Hewlett-Packard is redesigning the computer from the ground up. That includes an overhaul of operating system techology, which it believes has been "stagnant" for decades. Android is a major focus.
The chief executives of key tech companies discuss their visions of the explosion of data and the future Internet of Things.
Hewlett-Packard talks about its project for reinventing a "stale, decades-old" computing paradigm at its Discover conference in Las Vegas.
Trendnet announces support for the popular firmware DD-WRT for its three main Wi-Fi routers, the TEW-818DRU, TEW-812DRU and TEW-811DRU, meaning more customization is on its way.
The Linux Foundation's new Core Infrastructure Initiative creates a virtual Justice League of the biggest tech firms to ensure that open-source code gets the cryptographic scrutiny that it desperately needs.
Melbourne-based League of Geeks has been working on Armello, a tabletop experience in a folktale setting for PC, Mac, Linux and iPad.
Google gets more serious about taking on the likes of Amazon Web Services, slashing on-demand rates by as much as 85 percent.
CNET's Dan Graziano shows you how to run both Chrome OS and Ubuntu on Google's low-cost computers.
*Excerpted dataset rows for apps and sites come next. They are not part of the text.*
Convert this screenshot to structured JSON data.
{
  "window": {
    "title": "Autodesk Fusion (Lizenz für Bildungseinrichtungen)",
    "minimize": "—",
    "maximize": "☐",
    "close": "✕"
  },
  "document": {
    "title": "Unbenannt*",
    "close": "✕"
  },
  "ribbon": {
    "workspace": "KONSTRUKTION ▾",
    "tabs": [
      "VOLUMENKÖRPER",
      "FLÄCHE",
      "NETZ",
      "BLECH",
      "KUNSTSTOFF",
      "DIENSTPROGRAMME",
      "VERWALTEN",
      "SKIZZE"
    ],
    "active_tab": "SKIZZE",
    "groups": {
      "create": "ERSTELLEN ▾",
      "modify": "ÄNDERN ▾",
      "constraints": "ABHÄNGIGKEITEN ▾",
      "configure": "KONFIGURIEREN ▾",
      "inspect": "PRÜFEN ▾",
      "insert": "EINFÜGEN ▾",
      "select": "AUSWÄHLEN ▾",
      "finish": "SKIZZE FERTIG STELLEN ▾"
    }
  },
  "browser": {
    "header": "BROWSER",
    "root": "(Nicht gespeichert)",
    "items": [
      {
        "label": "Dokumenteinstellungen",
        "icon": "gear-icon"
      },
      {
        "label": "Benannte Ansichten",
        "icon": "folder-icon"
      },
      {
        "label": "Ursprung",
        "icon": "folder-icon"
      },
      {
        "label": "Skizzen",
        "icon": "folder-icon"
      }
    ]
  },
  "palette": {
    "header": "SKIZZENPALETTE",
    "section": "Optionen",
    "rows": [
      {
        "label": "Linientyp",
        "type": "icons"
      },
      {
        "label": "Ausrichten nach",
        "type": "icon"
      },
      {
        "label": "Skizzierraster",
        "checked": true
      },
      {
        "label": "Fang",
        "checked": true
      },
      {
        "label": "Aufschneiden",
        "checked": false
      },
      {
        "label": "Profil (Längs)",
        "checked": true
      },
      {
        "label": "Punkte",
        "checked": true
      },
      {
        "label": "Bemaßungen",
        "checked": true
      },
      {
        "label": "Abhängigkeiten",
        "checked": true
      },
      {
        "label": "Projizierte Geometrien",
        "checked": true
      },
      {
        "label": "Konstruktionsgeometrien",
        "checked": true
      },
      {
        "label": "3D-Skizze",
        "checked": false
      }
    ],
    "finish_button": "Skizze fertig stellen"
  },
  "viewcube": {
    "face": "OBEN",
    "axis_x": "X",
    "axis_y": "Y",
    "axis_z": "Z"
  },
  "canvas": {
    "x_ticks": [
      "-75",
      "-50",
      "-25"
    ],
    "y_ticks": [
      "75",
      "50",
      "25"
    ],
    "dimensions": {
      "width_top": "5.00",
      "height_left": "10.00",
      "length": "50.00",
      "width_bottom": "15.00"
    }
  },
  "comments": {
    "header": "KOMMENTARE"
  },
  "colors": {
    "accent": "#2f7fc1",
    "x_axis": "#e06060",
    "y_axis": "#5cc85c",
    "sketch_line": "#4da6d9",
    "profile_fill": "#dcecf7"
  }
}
This year's CES brought more gaming news than usual, so we recruit Peter Brown from GameSpot to chat about Razer's Project Christine, Sony PlayStation Now, the latest Oculus Rift, and Valve's Steam Machine lineup.
SteamOS is available now, though if you do want to download it, you'd better know what you're doing.
Gaming on your TV could get a whole lot cheaper with SteamOS, a new free operating system designed to put the biggest games on your telly.
A pill for love?
CNET's tech-oriented short fiction explores a world where love comes in a capsule.